Using a pull-through sharpener takes us away from the more basic method of stones and rods. It is a small contraption (usually fashioned from plastic or steel) with a crevice where the blade of the knife is pulled (or run) between two ceramic or steel discs. The discs create friction which will sharpen the blade. A Zwilling Pro Knife Sharpener is a good example.
Often, and this is true of the Zwilling pull-through sharpeners, the device will have two such crevices where the circles will have differing levels of abrasiveness allowing the knife blade to be sharpened accordingly. This article does not intend to be hamstrung by semantics or the interchangeable terminology used when it comes to knives and their accessories, but the pull-through sharpener is often referred to as simply a knife sharpener!
The pull-through sharpener is very safe to use as the circular discs are not exposed and passing the knife blade through it and back about ten times should achieve the desired sharpness in a matter of seconds.
There is also the option of taking your knife to a professional sharpener but where’s the fun in that?
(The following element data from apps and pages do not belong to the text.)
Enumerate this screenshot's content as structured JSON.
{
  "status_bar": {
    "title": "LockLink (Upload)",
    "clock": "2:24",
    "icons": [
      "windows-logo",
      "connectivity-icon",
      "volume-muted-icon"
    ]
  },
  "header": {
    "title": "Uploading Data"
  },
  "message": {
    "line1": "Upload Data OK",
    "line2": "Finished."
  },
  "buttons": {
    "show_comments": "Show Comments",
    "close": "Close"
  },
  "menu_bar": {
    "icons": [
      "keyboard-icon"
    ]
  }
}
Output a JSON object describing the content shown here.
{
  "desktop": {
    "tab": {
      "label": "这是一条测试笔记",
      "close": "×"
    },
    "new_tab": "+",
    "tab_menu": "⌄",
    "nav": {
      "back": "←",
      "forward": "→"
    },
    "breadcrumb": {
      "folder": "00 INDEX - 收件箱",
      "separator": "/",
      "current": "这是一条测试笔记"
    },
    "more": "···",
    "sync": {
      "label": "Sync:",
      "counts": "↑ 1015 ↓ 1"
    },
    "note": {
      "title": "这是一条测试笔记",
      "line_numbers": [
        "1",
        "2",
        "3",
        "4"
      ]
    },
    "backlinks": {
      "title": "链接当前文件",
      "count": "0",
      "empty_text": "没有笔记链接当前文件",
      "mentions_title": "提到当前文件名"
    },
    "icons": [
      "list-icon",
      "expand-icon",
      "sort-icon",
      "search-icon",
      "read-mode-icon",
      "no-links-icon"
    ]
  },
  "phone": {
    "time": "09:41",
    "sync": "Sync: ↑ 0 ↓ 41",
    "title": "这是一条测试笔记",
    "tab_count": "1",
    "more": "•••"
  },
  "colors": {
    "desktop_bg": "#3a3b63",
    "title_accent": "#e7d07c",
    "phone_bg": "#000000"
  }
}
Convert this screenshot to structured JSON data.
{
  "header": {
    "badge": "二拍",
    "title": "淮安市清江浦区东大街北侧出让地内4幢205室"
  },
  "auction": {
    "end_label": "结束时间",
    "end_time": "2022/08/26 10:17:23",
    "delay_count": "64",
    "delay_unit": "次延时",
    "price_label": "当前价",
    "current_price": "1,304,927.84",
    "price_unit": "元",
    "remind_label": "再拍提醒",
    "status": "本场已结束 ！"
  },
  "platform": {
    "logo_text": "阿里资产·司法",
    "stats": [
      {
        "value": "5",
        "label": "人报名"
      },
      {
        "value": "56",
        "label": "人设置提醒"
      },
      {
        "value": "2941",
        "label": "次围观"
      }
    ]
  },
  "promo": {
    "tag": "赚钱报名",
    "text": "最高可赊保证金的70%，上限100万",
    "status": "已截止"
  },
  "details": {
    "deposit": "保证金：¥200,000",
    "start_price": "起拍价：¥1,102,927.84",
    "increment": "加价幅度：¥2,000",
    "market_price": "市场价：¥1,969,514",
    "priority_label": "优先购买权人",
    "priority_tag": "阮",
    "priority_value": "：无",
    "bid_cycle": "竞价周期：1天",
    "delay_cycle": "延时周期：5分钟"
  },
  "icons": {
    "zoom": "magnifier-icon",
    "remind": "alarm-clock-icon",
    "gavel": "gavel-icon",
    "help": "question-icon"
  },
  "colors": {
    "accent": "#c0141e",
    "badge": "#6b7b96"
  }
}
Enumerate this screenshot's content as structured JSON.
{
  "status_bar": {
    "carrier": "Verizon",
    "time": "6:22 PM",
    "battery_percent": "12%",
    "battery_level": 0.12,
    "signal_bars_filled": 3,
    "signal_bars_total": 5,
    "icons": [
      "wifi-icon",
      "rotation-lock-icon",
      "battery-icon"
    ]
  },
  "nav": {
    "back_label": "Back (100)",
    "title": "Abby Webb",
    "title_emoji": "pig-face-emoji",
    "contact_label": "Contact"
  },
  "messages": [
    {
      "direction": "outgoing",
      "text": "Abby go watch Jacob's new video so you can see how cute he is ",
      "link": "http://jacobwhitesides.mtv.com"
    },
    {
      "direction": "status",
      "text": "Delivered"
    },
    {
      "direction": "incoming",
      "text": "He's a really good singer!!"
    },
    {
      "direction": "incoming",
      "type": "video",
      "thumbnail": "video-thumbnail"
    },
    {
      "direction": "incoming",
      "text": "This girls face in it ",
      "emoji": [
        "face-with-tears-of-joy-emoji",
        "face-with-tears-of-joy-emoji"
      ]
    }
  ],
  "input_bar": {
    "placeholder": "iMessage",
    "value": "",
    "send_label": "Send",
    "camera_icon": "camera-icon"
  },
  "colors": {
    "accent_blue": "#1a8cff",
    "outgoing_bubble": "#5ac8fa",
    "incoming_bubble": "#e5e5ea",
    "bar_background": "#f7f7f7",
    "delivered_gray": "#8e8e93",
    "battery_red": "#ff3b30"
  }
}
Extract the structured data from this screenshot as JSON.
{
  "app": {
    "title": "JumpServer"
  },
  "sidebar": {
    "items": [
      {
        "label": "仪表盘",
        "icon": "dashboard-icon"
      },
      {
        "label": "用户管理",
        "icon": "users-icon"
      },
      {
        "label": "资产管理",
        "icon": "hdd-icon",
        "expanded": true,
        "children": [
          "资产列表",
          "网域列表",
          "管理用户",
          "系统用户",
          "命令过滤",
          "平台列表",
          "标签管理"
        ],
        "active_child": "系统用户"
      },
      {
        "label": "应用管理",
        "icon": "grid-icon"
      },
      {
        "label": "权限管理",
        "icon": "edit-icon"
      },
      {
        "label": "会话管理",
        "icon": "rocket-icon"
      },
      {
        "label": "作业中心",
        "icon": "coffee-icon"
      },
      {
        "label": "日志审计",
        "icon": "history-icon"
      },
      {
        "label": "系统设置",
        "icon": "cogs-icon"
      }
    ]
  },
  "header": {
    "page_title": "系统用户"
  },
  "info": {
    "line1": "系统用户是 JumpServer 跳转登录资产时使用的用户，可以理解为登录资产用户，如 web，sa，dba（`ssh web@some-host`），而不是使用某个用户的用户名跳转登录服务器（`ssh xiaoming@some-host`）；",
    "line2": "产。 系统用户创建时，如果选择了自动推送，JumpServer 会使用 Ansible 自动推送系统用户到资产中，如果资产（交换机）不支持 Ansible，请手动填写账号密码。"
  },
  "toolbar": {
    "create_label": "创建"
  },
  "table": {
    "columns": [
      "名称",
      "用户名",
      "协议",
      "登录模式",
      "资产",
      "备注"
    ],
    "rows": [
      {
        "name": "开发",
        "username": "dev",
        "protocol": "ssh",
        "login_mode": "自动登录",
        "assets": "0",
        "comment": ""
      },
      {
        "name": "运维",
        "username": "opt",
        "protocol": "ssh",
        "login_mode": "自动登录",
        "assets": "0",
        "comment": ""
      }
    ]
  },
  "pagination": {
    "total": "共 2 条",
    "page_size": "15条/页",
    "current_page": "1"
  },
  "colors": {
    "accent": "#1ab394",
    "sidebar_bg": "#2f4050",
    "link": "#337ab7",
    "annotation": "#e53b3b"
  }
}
By using one of the above options, you can maintain your Henckels carving knife to your preferred standard.